The new equipment was originally due to be installed in the week after lockdown began and was stuck in a factory in Manchester for over three months, during which time the team refocused activities on supporting its community by delivering food parcels and baking kits to local homes.
The Big River bakers recently came back on site for installation and training on the new equipment, with production ramping up through September.
The bakery launched a new training programme last month for people living in the city who face a range of barriers to employment, which will run for two years and is part of the Community Led Local Development programme funded through the European Social Investment Fund and Life Chances Fund.
It focuses on helping adults from Newcastle’s most deprived postcodes through hands-on training in developing baking, barista and shop skills, with the participants’ delicious products being sold through a ‘pay what you feel’ shop every Monday and Tuesday.
Big River Bakery was founded over eight years ago by Andy Haddon while he was working as a senior researcher at Newcastle University’s Sustainability Institute, and began life as a volunteer run bakery, with its loaves sold on Saturday mornings in the library in Andy’s home town of Wylam in Northumberland.
As operations began to grow, its products went on sale at a number of different markets around the region, while community kitchens around the region were used to run baking courses for people aged from two to 102 years old.
The bakery is part of the North East LEP’s Scaleup Programme and has created several new jobs within its growing core team as its operations have expanded.
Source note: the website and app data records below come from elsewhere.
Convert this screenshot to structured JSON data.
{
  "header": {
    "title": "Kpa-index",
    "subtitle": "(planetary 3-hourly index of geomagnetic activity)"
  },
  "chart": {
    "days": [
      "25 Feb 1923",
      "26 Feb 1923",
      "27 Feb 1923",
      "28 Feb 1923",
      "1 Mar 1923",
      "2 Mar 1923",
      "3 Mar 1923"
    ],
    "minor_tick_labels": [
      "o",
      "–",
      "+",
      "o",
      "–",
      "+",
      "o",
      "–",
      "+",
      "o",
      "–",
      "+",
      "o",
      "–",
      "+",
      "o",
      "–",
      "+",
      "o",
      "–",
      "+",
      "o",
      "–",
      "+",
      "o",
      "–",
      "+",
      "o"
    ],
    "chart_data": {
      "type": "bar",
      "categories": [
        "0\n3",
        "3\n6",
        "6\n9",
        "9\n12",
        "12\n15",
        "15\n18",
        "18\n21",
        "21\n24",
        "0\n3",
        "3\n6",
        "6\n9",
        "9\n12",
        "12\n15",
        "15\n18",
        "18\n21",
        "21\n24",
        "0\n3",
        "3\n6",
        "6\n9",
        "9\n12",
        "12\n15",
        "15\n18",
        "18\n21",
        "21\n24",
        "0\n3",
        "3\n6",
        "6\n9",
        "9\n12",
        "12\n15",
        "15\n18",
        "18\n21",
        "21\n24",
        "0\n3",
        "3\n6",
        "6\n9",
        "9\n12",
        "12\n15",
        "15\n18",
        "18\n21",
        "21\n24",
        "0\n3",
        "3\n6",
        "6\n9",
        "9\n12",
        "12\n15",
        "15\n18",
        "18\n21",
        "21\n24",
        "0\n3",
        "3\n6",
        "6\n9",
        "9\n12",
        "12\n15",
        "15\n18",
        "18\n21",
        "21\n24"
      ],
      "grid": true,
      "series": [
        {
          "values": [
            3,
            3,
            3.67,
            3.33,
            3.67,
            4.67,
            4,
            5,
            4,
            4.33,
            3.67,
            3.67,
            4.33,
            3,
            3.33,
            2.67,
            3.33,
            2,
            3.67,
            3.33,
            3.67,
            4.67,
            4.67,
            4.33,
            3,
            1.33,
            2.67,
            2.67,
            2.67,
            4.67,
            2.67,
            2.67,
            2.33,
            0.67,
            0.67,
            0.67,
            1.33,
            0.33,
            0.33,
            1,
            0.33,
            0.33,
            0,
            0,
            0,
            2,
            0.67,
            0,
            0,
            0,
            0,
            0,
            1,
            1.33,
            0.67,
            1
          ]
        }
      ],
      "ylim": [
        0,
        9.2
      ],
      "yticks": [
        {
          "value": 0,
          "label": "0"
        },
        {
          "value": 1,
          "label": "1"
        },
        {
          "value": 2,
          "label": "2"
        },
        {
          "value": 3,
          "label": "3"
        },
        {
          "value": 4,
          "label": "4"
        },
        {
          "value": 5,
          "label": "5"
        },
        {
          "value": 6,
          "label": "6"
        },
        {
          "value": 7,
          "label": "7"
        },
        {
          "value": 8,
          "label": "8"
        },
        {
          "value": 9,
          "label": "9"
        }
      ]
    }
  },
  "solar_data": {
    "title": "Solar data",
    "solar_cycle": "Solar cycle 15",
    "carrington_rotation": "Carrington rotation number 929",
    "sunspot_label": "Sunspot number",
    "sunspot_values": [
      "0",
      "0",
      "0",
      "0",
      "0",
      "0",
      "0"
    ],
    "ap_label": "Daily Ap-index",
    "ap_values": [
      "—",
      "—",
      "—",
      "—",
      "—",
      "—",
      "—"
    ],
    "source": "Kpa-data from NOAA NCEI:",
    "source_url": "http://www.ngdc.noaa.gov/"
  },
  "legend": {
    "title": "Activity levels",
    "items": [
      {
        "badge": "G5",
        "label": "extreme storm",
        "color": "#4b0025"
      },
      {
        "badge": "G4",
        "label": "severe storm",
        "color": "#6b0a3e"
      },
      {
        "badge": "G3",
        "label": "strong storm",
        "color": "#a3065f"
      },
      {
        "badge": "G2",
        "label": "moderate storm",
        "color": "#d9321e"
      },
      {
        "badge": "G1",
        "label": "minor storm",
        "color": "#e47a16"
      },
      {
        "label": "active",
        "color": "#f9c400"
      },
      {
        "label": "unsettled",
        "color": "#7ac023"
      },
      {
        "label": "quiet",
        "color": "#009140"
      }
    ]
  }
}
It now has a team of eight, including two staff who are on the autistic spectrum.
Andy Haddon says: “The overall idea behind the project is to make healthy local food affordable for everyone, to use baking as a means of bringing diverse communities together and to help create pathways to employment.
“Moving into the new premises was a huge step for us, and we believe we are unique in the region and possibly in the UK in having all our different facilities together in a single location.
“While the delays caused by the pandemic have been frustrating, we’re excited to have things back up and running, and by the many new opportunities that lie ahead.
“Scaling up our operations in these bigger premises meant we needed more equipment to meet the customer demand we’re expecting, and NEL’s support was critical in this respect.
“Going through the application process was challenging, but it enabled us to review our development strategy with the NEL team’s help and we came out with a stronger business plan as a result.”
Part of the £120m North East Fund and aimed predominantly at smaller SMEs, the £9m North East Small Loan Fund typically offers loans of between £10,000 and £100,000 to businesses in Tyne & Wear, Durham and Northumberland.
It is designed to assist with the creation of over 1,200 new regional jobs in more than 320 SMEs over the life of the fund.
Jonathan Armitage, investment executive at NEL Fund Managers, adds: “Big River Bakery is a fantastic business that has a big local impact in several different ways and their ambitions to build on what’s already been achieved are extremely admirable.”
Colin Bell, Business Growth Director at the North East LEP, says: “The Scaleup North East programme works with businesses with the hunger and potential to achieve high levels of growth.
“Big River Bakery has just that and it is fantastic to watch its upwards trajectory as the company moves forward with its ambitious plans.”
The overarching £120m North East Fund will provide financial support for more than 600 businesses, creating around 3,500 jobs and delivering a legacy of up to £80m for further investment into the region.